• Exercise details
Gather each line of the entries below that includes "JSON".

• Data for this task
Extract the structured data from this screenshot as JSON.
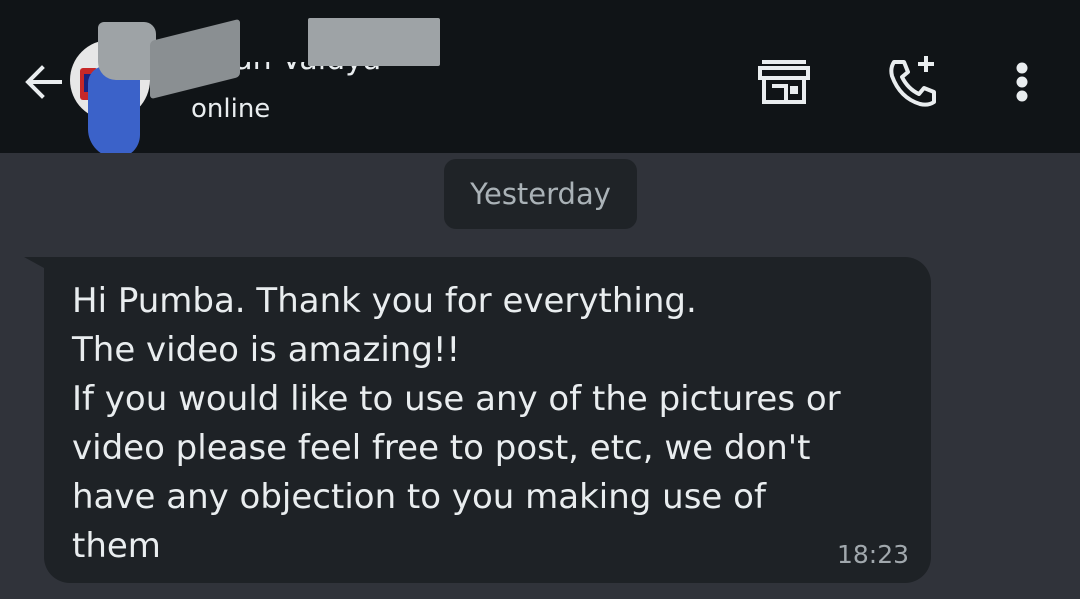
{
  "header": {
    "contact_name": "Jagan Vaidya",
    "status": "online",
    "icons": {
      "back": "arrow-left-icon",
      "shop": "storefront-icon",
      "call": "add-call-icon",
      "menu": "more-vertical-icon"
    }
  },
  "chat": {
    "date_separator": "Yesterday",
    "messages": [
      {
        "text": "Hi Pumba. Thank you for everything.\nThe video is amazing!!\nIf you would like to use any of the pictures or\nvideo please feel free to post, etc, we don't\nhave any objection to you making use of\nthem",
        "time": "18:23"
      }
    ]
  },
  "colors": {
    "header_bg": "#101417",
    "chat_bg": "#30333a",
    "bubble_bg": "#1e2226",
    "text_primary": "#e9edef",
    "text_secondary": "#a1a8ad"
  }
}
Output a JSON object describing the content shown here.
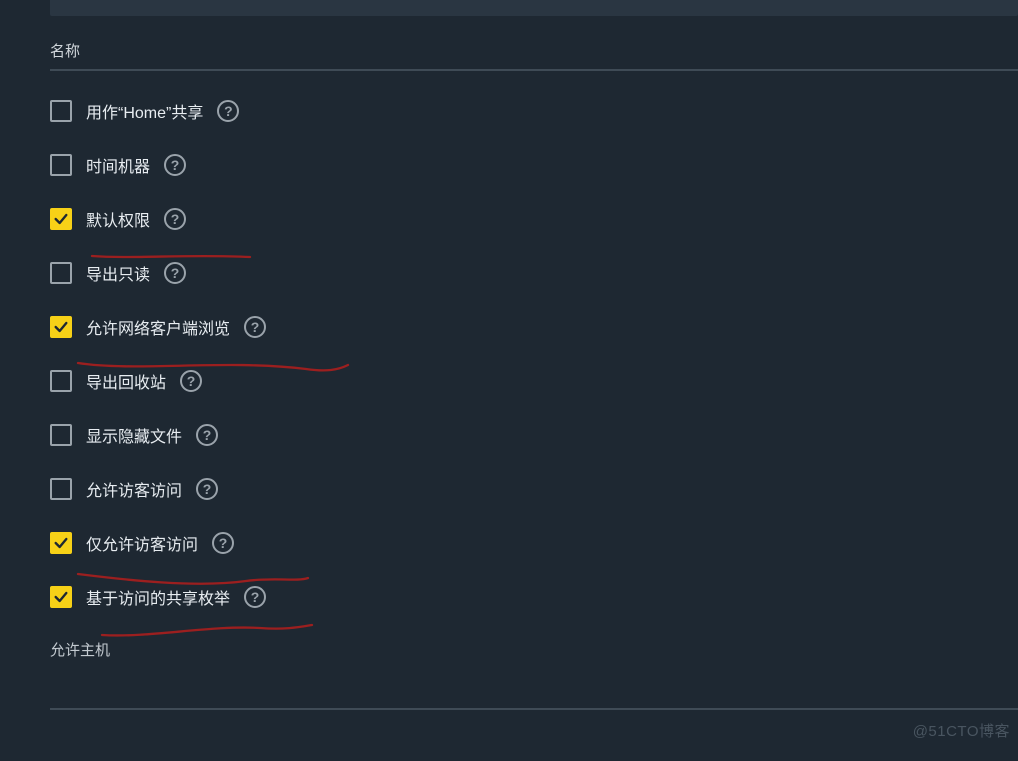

• Response area
Extract the structured data from this screenshot as JSON.
Output a JSON object describing the content shown here.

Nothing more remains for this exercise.